Teachers can take this opportunity to prepare their pupils and students to watch this Lunar eclipse at home together with their parents and family and friends, and after that to discuss in class what they observed.
The teacher can use the Social Studies book class six where eclipses are described in the Solar System topic. Even for lower classes, teachers can use the relevant text.
Secondary School students can also be prepared to watch this event by reminding them of what they learnt in primary school and connect it with what they learnt in Geography Form One in the Solar System topic that describes Solar and Lunar eclipses.
Form Four students of Physics in the topic of Astronomy will also gain a lot from observing this event and learning about eclipses as an additional topic that is very important and very exciting, although it is not in their syllabus and also not in their book. This event will also be of interest to all Science students as well as those in Form V and VI as well as Science students in Colleges and Universities.

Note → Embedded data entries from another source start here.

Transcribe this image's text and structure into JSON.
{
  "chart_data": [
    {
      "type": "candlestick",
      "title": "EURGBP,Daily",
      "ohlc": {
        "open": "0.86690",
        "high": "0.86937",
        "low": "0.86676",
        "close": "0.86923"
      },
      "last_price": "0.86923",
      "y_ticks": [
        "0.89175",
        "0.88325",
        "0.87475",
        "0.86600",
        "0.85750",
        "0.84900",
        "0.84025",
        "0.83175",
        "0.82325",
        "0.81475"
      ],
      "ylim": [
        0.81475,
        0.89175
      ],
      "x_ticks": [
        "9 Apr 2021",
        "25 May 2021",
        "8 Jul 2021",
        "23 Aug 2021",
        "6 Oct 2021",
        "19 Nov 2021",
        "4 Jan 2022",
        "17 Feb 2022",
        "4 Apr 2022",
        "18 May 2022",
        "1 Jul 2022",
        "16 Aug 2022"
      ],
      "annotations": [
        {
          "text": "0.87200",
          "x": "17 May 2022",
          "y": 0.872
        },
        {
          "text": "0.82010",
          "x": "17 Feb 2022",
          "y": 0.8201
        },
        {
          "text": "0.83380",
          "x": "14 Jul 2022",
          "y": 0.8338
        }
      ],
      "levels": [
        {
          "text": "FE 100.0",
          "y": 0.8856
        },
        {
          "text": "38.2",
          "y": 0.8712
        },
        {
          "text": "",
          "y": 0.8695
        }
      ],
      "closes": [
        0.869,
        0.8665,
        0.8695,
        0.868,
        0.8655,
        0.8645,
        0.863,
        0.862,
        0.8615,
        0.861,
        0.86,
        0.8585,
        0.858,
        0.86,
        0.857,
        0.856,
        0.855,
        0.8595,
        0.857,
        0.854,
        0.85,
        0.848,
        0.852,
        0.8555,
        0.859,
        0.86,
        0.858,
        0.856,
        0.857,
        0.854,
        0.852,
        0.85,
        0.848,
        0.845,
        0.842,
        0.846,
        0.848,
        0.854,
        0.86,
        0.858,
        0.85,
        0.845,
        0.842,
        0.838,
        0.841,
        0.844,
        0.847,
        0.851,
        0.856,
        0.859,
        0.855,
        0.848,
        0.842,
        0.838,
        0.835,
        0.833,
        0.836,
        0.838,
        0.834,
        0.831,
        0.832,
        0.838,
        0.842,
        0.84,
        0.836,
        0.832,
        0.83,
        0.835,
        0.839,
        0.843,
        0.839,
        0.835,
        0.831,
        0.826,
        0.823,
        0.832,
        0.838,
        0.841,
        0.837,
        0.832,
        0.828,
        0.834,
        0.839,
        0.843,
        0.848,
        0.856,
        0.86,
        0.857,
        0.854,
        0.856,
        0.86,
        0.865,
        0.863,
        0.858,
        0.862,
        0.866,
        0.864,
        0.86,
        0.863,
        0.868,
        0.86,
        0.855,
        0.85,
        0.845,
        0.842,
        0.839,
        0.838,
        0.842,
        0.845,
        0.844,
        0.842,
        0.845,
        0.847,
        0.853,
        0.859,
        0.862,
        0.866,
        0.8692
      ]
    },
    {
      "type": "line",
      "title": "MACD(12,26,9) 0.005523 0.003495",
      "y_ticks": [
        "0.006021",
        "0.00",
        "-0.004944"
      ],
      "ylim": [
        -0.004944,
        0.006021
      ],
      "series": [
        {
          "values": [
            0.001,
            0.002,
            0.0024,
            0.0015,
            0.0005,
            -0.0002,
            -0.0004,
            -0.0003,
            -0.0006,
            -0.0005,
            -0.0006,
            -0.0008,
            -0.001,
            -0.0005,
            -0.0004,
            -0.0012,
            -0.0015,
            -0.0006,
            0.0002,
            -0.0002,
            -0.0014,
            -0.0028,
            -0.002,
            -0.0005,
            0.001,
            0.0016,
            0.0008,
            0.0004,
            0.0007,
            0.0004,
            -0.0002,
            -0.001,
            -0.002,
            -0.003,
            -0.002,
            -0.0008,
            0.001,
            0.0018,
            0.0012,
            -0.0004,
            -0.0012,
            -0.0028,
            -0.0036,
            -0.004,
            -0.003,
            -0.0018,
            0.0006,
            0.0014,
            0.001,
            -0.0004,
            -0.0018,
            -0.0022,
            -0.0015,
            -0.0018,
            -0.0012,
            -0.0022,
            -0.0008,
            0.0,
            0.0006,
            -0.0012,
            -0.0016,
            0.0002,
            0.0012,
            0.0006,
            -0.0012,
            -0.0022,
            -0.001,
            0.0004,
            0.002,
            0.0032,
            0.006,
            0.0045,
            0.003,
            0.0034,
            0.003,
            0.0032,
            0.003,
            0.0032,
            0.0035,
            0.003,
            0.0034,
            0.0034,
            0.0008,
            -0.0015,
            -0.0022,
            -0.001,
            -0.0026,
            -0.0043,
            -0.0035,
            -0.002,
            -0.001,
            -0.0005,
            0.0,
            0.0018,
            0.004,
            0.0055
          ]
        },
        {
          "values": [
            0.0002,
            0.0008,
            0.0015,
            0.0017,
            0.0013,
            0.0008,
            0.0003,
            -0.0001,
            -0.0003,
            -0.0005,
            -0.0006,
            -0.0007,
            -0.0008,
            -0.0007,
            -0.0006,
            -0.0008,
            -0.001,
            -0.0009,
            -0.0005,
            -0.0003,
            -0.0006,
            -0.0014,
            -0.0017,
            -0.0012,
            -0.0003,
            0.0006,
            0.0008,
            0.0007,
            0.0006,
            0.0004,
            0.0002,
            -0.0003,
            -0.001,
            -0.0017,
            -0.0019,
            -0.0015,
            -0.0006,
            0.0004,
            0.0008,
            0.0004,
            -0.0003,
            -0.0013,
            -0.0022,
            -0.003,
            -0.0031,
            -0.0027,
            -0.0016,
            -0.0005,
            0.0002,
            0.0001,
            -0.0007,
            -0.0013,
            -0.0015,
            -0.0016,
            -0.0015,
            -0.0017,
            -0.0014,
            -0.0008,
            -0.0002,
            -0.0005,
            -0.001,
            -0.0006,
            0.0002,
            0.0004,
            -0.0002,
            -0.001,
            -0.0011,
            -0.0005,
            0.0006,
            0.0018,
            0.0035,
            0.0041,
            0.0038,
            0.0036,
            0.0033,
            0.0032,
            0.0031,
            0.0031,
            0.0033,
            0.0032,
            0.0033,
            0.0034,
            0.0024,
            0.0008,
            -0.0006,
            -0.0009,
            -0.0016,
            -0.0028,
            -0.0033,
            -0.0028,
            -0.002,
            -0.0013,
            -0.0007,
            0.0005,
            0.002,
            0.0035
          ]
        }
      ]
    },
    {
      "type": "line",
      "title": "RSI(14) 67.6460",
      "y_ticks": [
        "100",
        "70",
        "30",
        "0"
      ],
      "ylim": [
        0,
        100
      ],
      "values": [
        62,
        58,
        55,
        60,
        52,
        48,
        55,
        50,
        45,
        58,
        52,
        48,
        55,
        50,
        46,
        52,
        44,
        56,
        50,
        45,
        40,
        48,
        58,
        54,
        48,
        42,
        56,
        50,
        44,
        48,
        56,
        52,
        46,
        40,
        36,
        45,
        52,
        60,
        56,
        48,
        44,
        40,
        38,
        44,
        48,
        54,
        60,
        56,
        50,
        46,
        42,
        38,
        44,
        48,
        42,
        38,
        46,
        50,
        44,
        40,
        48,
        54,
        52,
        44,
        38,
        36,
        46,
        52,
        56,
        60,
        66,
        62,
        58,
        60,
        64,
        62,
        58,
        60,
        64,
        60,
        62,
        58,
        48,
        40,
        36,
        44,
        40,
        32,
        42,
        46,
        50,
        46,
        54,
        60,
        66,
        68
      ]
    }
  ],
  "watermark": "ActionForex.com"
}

By any method the teacher will draw the positions of the Sun, Earth and Moon together in a line and show the types of shadows and explain to the students what they will see at night when they observe the Lunar eclipse.
Pupils and Students can write down what they see during the event and answer the following questions:
- Did they see the Moon?
-What was its shape?
-Did they see the red planet Mars?
-Did they see Saturn by distinguishing it from nearby star by its steady light instead of twinkling.
-Did they see very bright Jupiter overhead?
-Did they see extremely bright and yellow Venus?
-Were they able to follow the path of the Milky Way going from south to northeast?
-Were they able to see the Southern Cross constellation?
-Did they make out the shape of the scorpion in the Scorpio constellation?
- During the lunar eclipse, what changes did they see in the brightness of the Moon, and at what time?
- In what part of the Moon did they see darkness (or change in brightness)?
- They should draw the part of the Full Moon that was bright and the part that became dark.
- They should write in their own words to explain what they saw.
During the week that follows, it can be a good time for students to speak about how they enjoyed observing the eclipse and the night sky good time to hear about the even from their pupils and students and to answer questions that are needed.